Governments must accelerate carbon taxes as the pace of climate change increases
It’s now more than 25 years since some of the world’s governments, faced with the threat of climate change, began to contemplate a shift from money-based taxes to carbon-based taxes as a means of combating global warming. Progress has been lamentably slow. With heatwaves, fires and floods now concentrating the minds of legislators, rapid changes are required. Even implementing the tax part of a global solution will be painfully difficult, and that’s before politics get in the way.
IR35 and the failings of HMRC’s Check Employment Status Tool
Recent reports on the failure of the Department for Work and Pensions to correctly assess the employment status of its contractors have highlighted the difficulties involved in ensuring compliance with the off-payroll working rules. They also serve as a worrying reminder of the inadequacies of HMRC’s software tool.

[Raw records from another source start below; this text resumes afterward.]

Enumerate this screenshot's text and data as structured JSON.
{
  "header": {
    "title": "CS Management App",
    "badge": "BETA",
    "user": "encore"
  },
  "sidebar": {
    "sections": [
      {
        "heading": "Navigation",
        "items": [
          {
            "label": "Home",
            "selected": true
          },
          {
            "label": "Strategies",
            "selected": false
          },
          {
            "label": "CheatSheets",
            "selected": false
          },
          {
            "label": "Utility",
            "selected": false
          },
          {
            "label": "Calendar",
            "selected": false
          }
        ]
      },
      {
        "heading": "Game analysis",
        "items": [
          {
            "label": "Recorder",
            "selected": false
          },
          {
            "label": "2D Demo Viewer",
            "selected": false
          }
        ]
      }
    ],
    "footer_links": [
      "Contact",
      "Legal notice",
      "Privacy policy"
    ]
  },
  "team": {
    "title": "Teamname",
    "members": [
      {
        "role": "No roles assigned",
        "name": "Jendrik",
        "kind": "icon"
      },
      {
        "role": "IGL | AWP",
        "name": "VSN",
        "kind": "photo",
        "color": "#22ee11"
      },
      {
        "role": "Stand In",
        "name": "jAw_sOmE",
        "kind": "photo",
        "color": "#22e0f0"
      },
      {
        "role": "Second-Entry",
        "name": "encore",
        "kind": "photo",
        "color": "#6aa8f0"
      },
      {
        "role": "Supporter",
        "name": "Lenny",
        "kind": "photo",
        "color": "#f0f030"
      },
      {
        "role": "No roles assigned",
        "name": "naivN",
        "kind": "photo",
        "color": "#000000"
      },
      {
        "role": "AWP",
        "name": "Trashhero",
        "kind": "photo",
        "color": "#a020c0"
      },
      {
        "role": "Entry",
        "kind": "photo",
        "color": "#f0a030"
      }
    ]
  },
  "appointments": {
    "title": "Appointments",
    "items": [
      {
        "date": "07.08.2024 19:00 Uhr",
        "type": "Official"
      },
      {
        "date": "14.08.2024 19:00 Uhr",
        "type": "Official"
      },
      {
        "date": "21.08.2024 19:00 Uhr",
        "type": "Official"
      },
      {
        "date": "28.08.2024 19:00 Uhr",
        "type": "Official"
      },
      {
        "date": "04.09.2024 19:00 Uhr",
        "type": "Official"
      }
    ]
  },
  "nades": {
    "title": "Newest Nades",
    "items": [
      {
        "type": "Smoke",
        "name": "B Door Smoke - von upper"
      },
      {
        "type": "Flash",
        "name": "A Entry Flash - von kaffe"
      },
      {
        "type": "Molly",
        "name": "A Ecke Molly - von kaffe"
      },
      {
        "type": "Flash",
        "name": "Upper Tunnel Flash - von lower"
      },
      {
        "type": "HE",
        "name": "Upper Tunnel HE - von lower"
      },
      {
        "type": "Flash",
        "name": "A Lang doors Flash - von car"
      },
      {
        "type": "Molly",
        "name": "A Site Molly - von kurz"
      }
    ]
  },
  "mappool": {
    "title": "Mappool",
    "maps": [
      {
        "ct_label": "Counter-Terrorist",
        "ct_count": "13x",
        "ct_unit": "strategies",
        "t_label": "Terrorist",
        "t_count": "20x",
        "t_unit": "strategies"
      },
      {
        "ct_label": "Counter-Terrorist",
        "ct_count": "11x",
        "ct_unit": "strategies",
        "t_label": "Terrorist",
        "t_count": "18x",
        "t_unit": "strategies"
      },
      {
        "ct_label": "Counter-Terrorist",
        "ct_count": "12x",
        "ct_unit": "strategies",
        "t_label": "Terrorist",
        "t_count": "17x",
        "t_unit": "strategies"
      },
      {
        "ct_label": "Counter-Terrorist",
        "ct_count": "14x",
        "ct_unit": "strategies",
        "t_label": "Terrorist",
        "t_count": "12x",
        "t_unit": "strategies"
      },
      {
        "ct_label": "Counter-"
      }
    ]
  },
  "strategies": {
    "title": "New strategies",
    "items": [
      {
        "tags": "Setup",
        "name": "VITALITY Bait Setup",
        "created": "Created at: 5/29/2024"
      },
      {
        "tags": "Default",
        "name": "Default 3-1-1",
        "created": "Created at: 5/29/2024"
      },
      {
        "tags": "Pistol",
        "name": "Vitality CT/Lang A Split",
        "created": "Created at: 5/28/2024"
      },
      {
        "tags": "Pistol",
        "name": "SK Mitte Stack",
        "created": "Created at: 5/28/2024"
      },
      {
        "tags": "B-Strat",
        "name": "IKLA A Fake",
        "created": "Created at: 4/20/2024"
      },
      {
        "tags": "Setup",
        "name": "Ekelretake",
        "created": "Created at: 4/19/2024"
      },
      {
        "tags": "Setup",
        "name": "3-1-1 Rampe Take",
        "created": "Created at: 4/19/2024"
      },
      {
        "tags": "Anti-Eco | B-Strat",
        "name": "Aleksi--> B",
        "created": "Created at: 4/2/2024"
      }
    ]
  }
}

If the DWP and Civil Service can’t get it right, what hope is there for taxpayers with fewer resources?
Is it reasonable not to have a tax agent?
We are seeing worrying signs that, increasingly, HMRC appear to take the view that those who have decided not to appoint an agent and yet make a mistake have been careless. That cannot be right. Earlier this year, HMRC began a “charm offensive” to repair damage done to relations with taxpayers by the adoption of an excessively combative approach. Recognising that innocent errors can happen would be a healthy step forward in that initiative.